Preventing Slips, Trips, and Falls in Cold Weather

It’s officially winter and that means we are experiencing cold, hazardous weather conditions.

All it takes is a momentary lapse of attention, perhaps thinking about an upcoming errand or being distracted by another activity and we end up in a slip, trip, or fall. Slipping on an icy surface can lead to a variety of regrettable outcomes, ranging from a simple bruised shin or ankle to an extremely serious injury. Here are a few tips to help avoid potential slips, trips or falls when traversing icy and/or snowy ground.

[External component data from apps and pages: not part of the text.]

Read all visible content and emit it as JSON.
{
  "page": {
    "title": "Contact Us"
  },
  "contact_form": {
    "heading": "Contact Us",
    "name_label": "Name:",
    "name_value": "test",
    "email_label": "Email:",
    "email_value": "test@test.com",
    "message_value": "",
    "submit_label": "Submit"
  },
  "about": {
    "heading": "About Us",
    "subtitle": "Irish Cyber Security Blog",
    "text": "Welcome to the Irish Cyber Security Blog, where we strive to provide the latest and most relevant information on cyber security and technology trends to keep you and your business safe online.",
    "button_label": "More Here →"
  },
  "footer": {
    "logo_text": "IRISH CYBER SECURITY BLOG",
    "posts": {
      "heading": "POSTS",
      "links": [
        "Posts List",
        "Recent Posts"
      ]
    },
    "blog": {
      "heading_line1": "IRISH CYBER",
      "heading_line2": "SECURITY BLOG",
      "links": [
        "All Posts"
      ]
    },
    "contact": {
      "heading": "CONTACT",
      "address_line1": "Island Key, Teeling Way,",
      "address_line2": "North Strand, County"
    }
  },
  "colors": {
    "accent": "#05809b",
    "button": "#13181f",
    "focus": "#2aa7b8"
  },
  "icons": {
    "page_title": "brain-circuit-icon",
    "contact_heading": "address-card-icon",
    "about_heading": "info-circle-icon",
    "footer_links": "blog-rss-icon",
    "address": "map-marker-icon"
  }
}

  • Do the penguin shuffle. Focus on your footing, walk flat-footed, take short steps to keep your center of balance over your feet.
  • Take it slow. Walk slowly on snow and ice to avoid a slip.
  • Wear proper footwear for the weather. Choose footwear with non-slip soles, deep treads, and wide, low heels; add cleats for extra traction.
  • Carry only what you can. Carrying less or using a bag or backpack decreases your chance of falling, and keeps your hands free if you do.
  • Watch for changing conditions. Monitor the weather; cycles of freezing, melting, and re-freezing are especially dangerous.
  • Don’t be distracted. Put your cell phone away while walking and focus on where you’re going.
  • Step down, not out, from curbs and cars. Falls in parking lots are common; step flat-footed off curbs, step down with both feet when exiting your vehicle.
  • Walk on marked paths and avoid short cuts. Short cuts are likely to be icy and put you in danger of slipping so stay where others have already trodden.
  • Report icy conditions. While entering/exiting your workplace or while visiting a business, tell a someone if you spot slippery spots so they can shovel or salt problem areas.
  • Spread salt on ice. If you see a slippery area and salt is available, spread it yourself if you feel comfortable doing so.

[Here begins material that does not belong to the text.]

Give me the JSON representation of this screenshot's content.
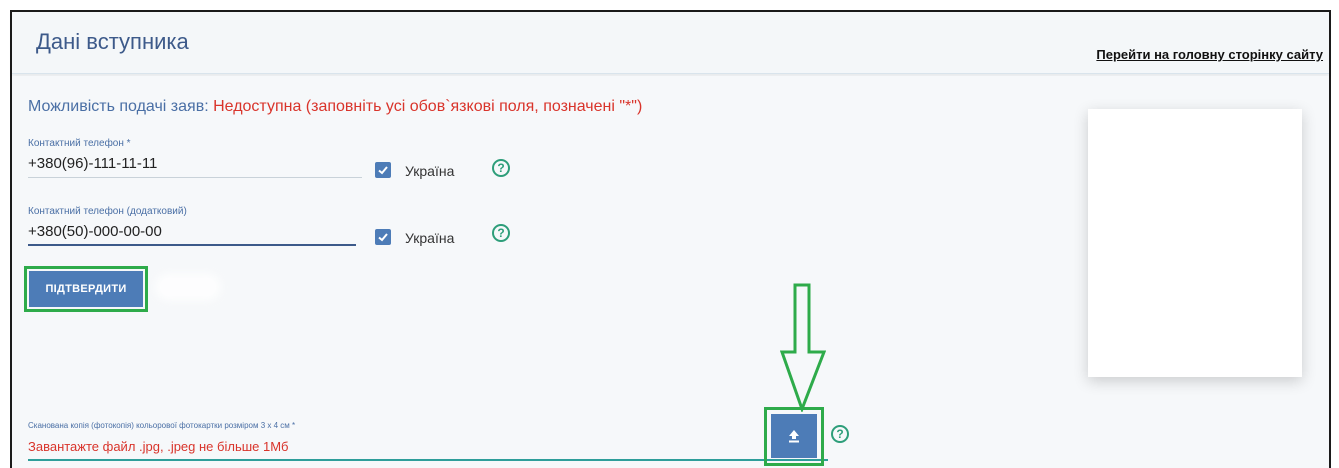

For more tips to help keep you safe while traversing icy and/or snowy ground this winter, check out the additional tips and resources available from the United States Department of Labor’s Occupational Safety and Health Administration at